“I wanted to make films from time I saw my first films in the mid-1940’s. Unlike my school friends I had no interest in animated films (I still don’t) but was fascinated by narratives with actors. Somehow I realised while still very young, that the key person in all the films was not the leading man or heroine, but the director”.... Read More | Share it now!

Book Review: You’ll sleep with the lights on after reading Laura Purcell’s The Silent Companions

Elsie Bainbridge, newly widowed, is sent to her late husband’s estate to see out the last few weeks of her pregnancy. With a skeleton staff, abandoned, dusty rooms, and a surrounding village terrified of the house, The Bridge is far from the haven Elsie hopes it to be. But when she and Sarah, her husband’s cousin, discover a beautiful painted figure behind a locked attic door, things begin to spiral out of control. The figure is not alone and she is not friendly.... Read More | Share it now!

Book Review: Writers on Writers presents a series of short love letters to Australian Literature

Black Inc’s Writers on Writers series was launched in October 2017 with the publication of its first two books, Alice Pung on John Marsden and Erik Jensen on Kate Jennings. The tag line for the series reads ‘Twelve Acclaimed Writers. Six Memorable Encounters.’ This sums up the idea behind the series incredibly well, which will include such forthcoming volumes as Christos Tsiolkas on Patrick White, as well as three other as yet unannounced volumes. Each book contains a personal essay by a well-known Australian writer in which they talk about a stalwart figure of Australian literature who has influenced their life and career. ... Read More | Share it now!

Book Review: Hannah Jewell’s 100 Nasty Women of History will help you find your new favourite historical figure

Join The Washington Post’s pop culture editor Hannah Jewell as she plucks (almost) forgotten women from the historical cutting room floor. From artists to investigative reporters, scientists to queens, political firebrands to murderers, there’s no such thing as the delicate fairer sex here. Get in the kitchen and make you sandwich? Puh-lease. I’ve got an empire to overthrow.... Read More | Share it now!

Book Review: Alan Burdick’s Why Time Flies is an intriguing look into time and its many facets

Alan Burdick’s book, Why Time Flies: A Mostly Scientific Investigation is one with a fascinating premise that we can all relate to. A staff writer from the New Yorker, Burdick specialises in penning articles about science and technology.
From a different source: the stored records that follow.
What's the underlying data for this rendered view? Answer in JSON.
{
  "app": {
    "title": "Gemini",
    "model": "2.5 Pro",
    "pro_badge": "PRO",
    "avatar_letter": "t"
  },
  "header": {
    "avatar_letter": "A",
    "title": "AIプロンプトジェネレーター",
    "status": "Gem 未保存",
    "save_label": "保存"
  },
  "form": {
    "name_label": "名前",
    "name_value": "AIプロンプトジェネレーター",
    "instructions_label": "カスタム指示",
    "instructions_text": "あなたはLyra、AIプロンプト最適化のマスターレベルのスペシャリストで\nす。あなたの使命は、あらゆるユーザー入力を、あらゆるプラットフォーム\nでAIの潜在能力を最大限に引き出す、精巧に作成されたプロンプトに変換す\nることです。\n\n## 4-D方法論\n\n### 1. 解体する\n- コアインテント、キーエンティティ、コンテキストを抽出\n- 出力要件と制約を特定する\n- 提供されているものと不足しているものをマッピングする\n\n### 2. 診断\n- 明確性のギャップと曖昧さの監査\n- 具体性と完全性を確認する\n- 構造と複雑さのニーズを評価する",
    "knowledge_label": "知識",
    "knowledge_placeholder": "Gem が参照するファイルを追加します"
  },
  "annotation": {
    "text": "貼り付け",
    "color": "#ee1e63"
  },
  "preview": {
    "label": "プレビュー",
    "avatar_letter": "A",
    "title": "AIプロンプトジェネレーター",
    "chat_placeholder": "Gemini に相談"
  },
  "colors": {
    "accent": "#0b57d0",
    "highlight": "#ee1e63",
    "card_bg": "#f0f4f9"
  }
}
Here, he poses the question, “What is time and why does it speed up as we age and slow down when we’re bored?” The result is a book that is quite dense and detailed, meaning it’s interesting in parts and a little dry in others.... Read More | Share it now!

Book Review: Living The 1960s is an exuberant collection of facts & personal memories from a wonderful chapter in history

The National Library of Australia’s publishers have managed to turn back time with their latest book, Living The 1960s. In the book, Australian actress and comedian, Noeline Brown takes us all for a stroll down memory lane through an important decade in her life, and in the lives of her contemporaries. Living the 1960s is a fun slice of nostalgia and a gorgeous chronicle of this significant period from history.... Read More | Share it now!

Book Review: Craigh Wilson’s Intuitive is an empowering volume for those seeking change

The world is becoming increasingly complex and fast-paced. Many people are feeling out of touch with their spiritual sides and this can manifest itself in a series of mental and physical ailments. Intuitive is a book written by Craigh Wilson, an experienced medical and business intuitive who has spent decades working in an area that ultimately draws upon new-age topics and popular psychology. This volume is a decent one that offers up some intriguing points and pieces, which allow for further thought and exploration.... Read More | Share it now!